Segment Open

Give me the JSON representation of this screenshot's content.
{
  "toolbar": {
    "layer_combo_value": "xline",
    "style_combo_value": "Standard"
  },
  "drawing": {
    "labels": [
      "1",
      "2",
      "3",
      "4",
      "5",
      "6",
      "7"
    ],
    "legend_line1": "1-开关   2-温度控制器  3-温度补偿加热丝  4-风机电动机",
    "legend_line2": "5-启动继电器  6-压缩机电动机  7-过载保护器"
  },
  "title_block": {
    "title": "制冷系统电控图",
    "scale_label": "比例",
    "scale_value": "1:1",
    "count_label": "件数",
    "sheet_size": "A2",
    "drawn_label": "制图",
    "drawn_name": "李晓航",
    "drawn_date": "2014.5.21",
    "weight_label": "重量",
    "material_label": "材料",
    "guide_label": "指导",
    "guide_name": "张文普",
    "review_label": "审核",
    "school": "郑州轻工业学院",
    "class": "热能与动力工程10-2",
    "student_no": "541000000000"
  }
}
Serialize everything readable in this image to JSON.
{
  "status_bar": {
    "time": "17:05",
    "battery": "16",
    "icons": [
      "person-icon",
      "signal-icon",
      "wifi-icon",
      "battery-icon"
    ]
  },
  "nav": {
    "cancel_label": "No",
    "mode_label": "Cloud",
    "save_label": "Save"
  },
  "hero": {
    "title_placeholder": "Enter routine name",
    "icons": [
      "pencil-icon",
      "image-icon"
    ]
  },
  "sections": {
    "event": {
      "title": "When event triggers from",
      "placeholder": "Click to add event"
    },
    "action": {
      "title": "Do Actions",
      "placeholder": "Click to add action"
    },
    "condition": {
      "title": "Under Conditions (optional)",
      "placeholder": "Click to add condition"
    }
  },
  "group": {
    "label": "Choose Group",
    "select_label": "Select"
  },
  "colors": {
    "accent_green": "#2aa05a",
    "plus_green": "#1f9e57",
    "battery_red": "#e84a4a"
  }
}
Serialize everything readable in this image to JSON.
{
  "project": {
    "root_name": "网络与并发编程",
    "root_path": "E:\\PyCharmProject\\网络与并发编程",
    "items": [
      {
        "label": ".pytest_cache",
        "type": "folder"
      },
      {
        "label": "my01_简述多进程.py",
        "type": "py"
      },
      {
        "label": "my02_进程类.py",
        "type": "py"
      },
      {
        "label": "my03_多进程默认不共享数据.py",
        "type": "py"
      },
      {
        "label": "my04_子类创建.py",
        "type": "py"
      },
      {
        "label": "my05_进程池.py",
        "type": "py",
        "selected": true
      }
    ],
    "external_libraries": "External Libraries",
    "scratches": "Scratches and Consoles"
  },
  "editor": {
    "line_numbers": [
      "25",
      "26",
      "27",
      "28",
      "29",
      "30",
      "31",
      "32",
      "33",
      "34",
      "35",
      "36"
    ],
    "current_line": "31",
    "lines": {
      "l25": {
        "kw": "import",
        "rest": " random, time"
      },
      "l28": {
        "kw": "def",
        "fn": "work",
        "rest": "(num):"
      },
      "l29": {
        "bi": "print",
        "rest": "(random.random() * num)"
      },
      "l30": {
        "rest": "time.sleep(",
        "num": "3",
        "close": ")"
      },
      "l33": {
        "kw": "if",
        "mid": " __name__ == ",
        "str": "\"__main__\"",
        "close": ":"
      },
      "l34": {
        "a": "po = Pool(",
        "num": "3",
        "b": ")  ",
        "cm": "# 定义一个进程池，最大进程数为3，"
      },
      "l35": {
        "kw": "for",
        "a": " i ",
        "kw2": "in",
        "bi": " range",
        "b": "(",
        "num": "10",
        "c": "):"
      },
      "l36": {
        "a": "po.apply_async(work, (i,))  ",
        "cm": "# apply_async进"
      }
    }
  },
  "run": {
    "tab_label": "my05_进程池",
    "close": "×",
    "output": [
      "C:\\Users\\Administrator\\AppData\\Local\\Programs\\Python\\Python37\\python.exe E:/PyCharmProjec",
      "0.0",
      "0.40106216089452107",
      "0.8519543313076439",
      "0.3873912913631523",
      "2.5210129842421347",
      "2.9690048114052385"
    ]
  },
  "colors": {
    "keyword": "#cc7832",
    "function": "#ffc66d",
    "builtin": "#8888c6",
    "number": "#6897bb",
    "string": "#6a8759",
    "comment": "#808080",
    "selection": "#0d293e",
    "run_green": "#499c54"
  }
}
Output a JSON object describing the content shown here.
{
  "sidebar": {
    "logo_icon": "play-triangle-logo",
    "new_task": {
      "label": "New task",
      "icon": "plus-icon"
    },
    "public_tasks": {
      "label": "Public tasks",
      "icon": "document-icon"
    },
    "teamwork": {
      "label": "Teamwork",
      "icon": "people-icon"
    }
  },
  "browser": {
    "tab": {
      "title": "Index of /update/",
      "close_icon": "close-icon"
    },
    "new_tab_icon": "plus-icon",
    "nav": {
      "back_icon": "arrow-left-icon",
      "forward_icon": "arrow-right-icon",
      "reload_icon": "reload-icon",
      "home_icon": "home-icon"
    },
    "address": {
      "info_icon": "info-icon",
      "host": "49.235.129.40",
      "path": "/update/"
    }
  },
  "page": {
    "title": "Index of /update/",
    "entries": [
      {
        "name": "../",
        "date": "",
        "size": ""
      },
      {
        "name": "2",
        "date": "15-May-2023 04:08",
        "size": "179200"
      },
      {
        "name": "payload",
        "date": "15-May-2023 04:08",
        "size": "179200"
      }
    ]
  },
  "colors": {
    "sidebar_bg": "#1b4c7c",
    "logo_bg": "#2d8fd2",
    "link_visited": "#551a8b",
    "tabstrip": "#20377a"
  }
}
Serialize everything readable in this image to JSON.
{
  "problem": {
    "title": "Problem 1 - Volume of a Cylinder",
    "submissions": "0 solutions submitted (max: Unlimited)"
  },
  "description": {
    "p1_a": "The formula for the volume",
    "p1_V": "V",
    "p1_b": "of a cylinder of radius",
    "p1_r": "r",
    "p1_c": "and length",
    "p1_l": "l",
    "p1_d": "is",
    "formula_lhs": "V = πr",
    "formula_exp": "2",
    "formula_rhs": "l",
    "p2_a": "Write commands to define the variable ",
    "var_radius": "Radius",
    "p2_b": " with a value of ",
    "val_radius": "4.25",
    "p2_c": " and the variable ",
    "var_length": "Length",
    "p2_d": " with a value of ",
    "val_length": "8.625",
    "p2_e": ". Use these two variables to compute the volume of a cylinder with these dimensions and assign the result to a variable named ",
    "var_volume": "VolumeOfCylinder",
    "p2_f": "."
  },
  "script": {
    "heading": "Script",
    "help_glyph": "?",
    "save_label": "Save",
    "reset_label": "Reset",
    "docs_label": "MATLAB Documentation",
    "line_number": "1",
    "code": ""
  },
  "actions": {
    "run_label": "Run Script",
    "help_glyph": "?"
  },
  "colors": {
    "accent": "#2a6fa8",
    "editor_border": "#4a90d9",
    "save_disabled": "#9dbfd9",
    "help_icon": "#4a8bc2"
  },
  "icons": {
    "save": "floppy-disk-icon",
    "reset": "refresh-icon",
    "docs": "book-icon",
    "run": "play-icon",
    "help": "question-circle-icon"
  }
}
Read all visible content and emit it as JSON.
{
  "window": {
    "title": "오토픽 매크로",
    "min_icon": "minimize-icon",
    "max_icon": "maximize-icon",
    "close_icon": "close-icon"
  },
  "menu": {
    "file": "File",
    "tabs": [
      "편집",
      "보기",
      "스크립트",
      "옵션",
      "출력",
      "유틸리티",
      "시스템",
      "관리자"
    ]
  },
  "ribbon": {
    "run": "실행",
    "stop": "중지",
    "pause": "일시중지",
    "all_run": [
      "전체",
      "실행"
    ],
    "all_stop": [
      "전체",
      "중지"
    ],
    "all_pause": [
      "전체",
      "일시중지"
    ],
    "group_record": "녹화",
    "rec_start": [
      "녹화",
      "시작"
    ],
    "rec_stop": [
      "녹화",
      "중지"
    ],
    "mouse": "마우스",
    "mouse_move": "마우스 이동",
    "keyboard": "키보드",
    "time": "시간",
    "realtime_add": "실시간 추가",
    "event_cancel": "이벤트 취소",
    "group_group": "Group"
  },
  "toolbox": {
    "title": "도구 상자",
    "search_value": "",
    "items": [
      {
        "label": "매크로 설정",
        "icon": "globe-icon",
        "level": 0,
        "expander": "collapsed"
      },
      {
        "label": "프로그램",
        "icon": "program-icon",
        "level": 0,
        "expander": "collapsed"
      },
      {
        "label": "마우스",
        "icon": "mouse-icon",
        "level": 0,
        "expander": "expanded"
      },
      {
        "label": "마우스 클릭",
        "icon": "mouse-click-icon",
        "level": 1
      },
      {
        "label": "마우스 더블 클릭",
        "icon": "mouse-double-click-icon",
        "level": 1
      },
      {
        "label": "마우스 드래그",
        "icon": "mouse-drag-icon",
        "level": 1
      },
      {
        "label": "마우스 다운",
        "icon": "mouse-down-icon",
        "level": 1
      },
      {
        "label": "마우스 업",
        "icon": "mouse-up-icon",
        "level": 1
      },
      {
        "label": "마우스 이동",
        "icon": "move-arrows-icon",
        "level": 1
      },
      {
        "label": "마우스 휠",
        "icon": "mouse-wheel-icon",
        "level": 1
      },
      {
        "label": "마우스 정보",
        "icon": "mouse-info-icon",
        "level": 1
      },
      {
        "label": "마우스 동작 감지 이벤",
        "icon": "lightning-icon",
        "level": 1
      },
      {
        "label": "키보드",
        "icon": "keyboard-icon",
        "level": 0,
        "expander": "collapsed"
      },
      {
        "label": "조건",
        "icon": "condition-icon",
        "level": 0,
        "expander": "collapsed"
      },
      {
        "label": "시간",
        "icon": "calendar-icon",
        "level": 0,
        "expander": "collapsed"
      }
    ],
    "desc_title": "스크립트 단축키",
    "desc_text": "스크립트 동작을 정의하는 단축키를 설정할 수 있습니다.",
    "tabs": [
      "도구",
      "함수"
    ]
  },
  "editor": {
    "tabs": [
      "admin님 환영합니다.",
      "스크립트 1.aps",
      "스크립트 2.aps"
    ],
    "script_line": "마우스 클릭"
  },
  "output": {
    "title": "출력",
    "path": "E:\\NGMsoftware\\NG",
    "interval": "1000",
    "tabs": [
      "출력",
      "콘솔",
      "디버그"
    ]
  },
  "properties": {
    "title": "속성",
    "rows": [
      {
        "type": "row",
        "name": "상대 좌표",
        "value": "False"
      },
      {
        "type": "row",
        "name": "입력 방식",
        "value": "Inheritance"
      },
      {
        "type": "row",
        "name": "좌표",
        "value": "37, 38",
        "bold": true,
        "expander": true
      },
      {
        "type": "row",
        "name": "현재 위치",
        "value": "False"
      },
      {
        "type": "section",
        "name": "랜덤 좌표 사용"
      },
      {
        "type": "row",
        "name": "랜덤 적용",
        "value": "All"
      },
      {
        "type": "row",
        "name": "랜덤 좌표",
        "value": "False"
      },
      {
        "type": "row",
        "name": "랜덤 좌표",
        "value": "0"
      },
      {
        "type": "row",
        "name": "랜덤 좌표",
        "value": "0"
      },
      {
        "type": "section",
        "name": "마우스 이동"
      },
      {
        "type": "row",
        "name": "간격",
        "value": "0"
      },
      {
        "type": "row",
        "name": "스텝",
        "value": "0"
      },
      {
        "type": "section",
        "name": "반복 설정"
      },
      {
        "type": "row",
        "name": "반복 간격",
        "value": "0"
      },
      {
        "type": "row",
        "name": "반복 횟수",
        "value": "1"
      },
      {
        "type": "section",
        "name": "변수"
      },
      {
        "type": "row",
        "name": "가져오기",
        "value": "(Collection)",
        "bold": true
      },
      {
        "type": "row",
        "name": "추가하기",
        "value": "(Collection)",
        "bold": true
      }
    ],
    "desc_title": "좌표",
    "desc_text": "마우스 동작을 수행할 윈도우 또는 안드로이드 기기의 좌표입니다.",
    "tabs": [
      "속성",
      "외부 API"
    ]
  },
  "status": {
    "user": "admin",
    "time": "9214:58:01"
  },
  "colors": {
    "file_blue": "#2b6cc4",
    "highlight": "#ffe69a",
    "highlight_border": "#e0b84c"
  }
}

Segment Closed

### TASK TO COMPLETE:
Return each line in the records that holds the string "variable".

### EXERCISE RESULT:
    "p2_a": "Write commands to define the variable ",
    "p2_c": " and the variable ",
    "p2_e": ". Use these two variables to compute the volume of a cylinder with these dimensions and assign the result to a variable named ",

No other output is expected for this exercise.